Most staph infection on the skin can be treated with a topical antibiotic (applied to the skin). Your doctor may also drain a boil or abscess by making a small incision to let the pus out. Doctors also prescribe oral antibiotics (taken by mouth) to treat staph infection in the body and on the skin.

Is rubbing alcohol good for staph infections?

WASH YOUR HANDS! If soap and running water is not available and your hands do not have visible dirt on them, staph germs can be killed by using an alcohol-based hand rub.

Should you pop a MRSA bump?

If you or someone in your family experiences the signs and symptoms of MRSA: Contact your healthcare provider, especially if the symptoms are accompanied by a fever. Do not pick at or pop the sore. Cover the area with clean, dry bandages until you can see a healthcare provider.

How do you get rid of MRSA fast?

Dry sheets on the warmest setting possible. Bathe a child in chlorhexidine (HIBICLENS) soap or bath water with a small amount of liquid bleach, usually about 1 teaspoon for every gallon of bathwater. Both of these interventions can be used to rid the skin of MRSA.

Can you kiss someone with MRSA?

Your saliva typically protects you against bacteria in your partner’s saliva. (There will be more bacteria when oral hygiene is poor.) But one bacteria that can be transmitted is MRSA, the serious staph infection. Also, if you have a cold sore, kissing someone can spread the herpes 1 virus.

Can MRSA live in washing machine?

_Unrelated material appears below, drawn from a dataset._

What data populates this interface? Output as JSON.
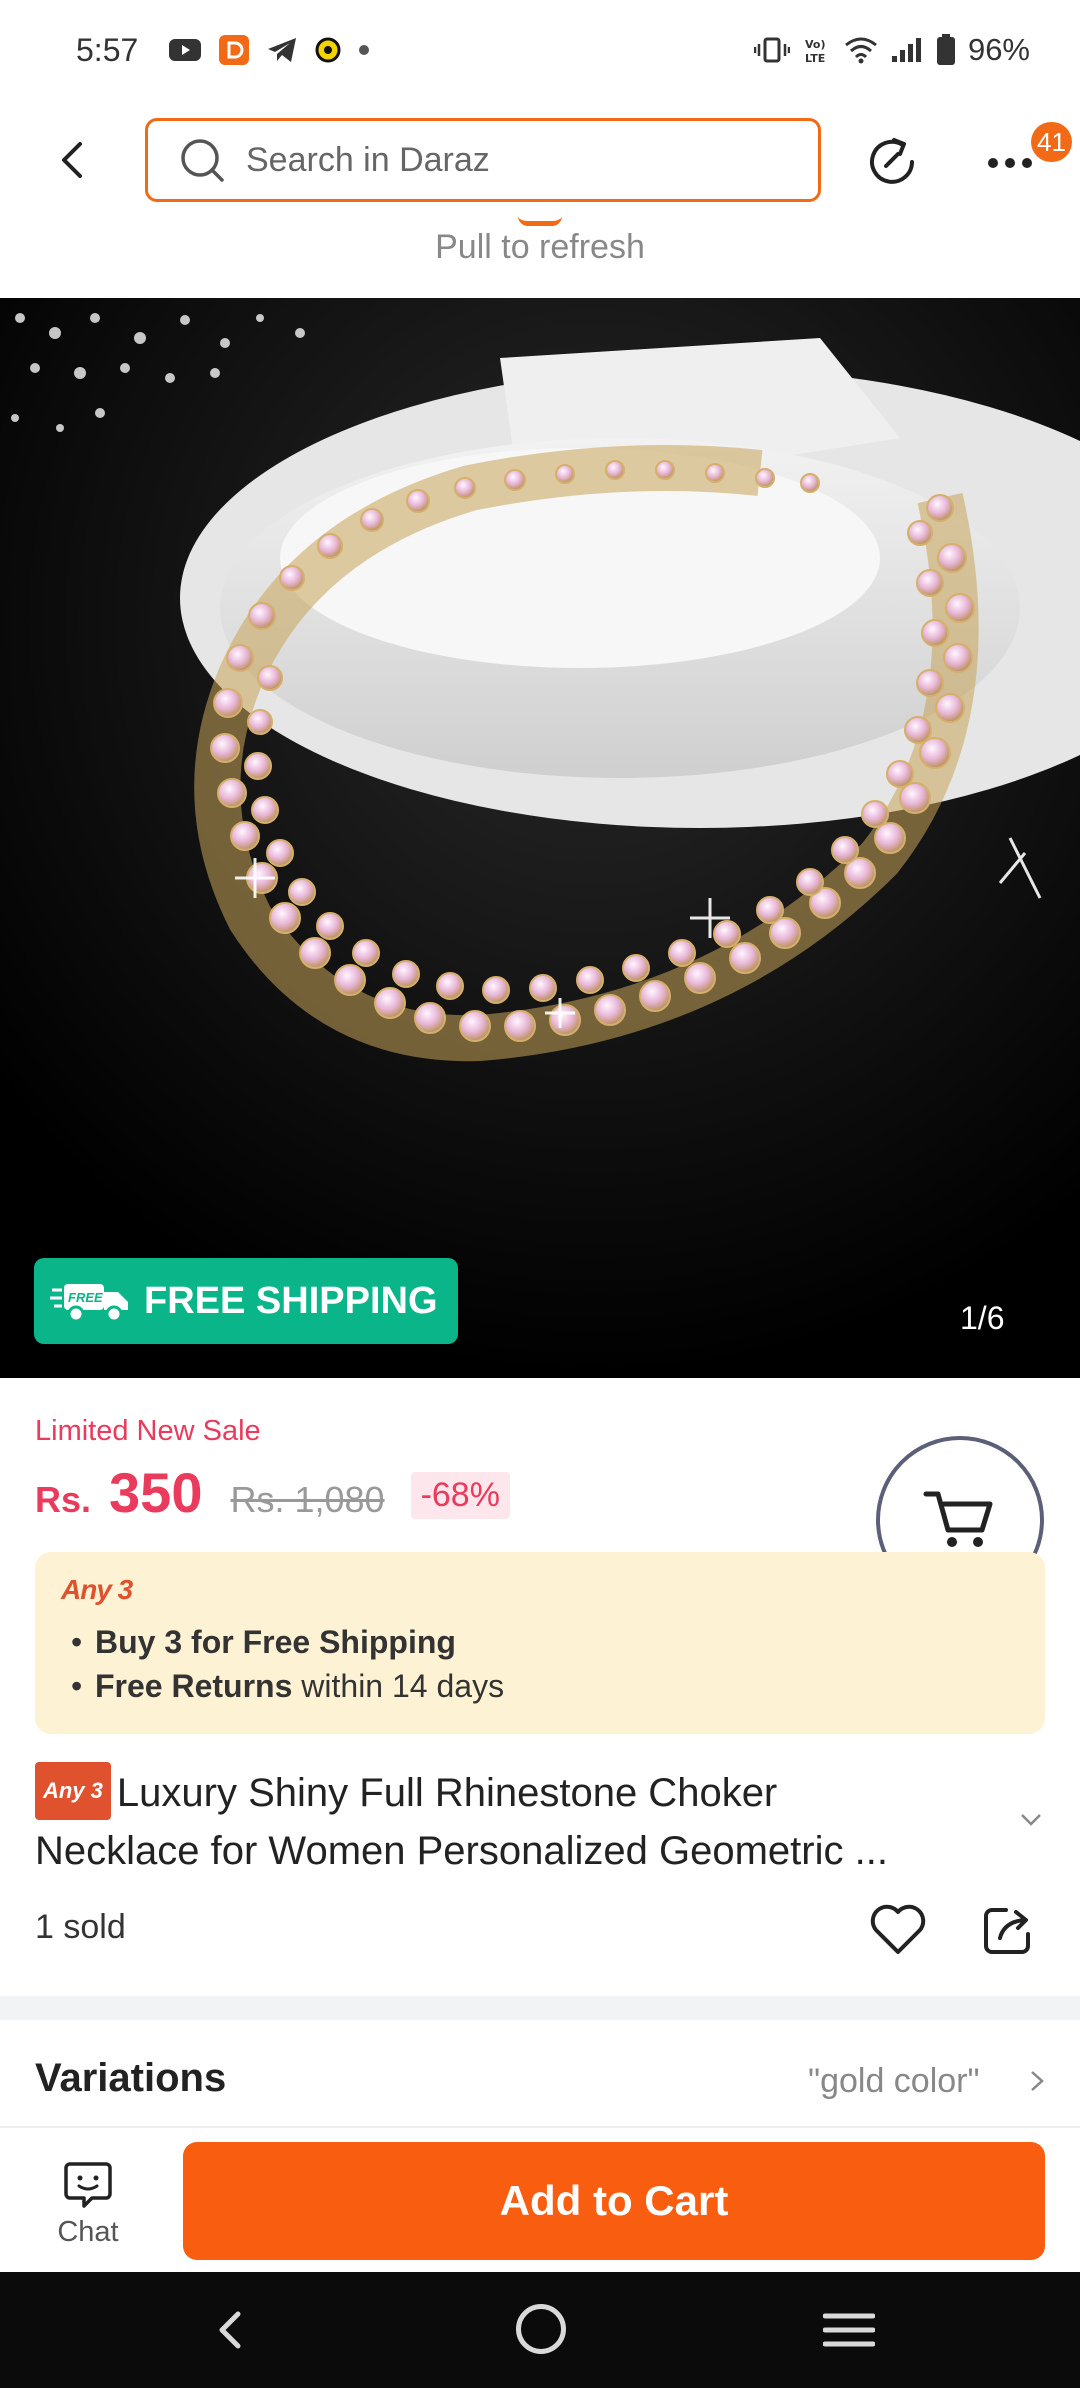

However, Staphylococcus aureus (also known as MRSA) has the potential to live in washing machines, as well as other parts of the home. It can cause impetigo (a highly contagious bacterial skin infection) and other types of rashes and is antibiotic resistant, Tetro points out.